When asked whether the ministry of external affairs has officially informed the Mumbai police so that the Jadhav family can be intimated about his arrest in Pakistan, Deven Bharti, joint commissioner of police (law and order), replied in negative.

According to Indian Express, in November 2003, Jadhav obtained a passport (E6934766) from Pune, identifying him by the pseudonym Hussein Mubarak Patel.

Born in 1968 (according to the passport), Jadhav joined the National Defence Academy in 1987, and was commissioned as a Naval engineer in 1990. According to colleagues, he rose to the rank of Commander after 14 years of service — one more than is the norm.
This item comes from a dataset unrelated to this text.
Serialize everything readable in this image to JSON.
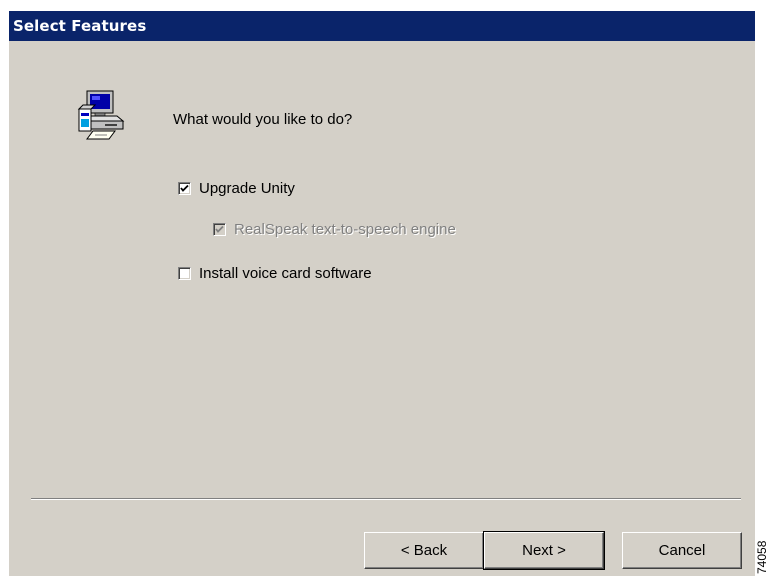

But within months of his passport being issued in Pune, Jadhav ended up in the Chabahar free trade zone, then a hub of Indian hopes to set up a transit route into Afghanistan and Iran. He told his family he was setting up a business to service trawlers and ferries operating out of the port, said friends.

To two friends in the Navy, who declined to be identified, Jadhav gave varying accounts of why he had left the service. To one, he dropped broad hints of being involved in government-linked activity. “He never showed up at the usual reunion kind of things. He’d pretty much disappeared,” said one friend.

The address given to obtain his passport — the Martand Co-operative Housing Society in the Sai Vishwa area of Pune suburb Bavdhan — is incomplete. The records do not even state which apartment Jadhav may have occupied in the three-building complex.

Vijay Deshmukh, secretary of the building society, said records show no apartment was owned by anyone with the surnames Jadhav or Patel. None of the residents recognised Jadhav from a photograph shown to them.

However, Deshmukh said, “In the past, the norms of registration of tenants with police were not as stringent as they are these days.”

Electronic tags on the Pune passport office’s computer system show an earlier passport was held by Husein Mubarak Patel but there were no details of the address this document was issued for since it was done before computerised records were introduced. “It’s a common method to pick up a fake identity. The fact that there is an earlier passport with valid visas makes getting new ones that much easier,” said a Delhi Police officer.

“But I can’t think why an intelligence officer should have gone through this subterfuge to obtain a pseudonymous passport. Let’s put it this way: there are systems in place to handle this kind of thing,” said a former RAW officer.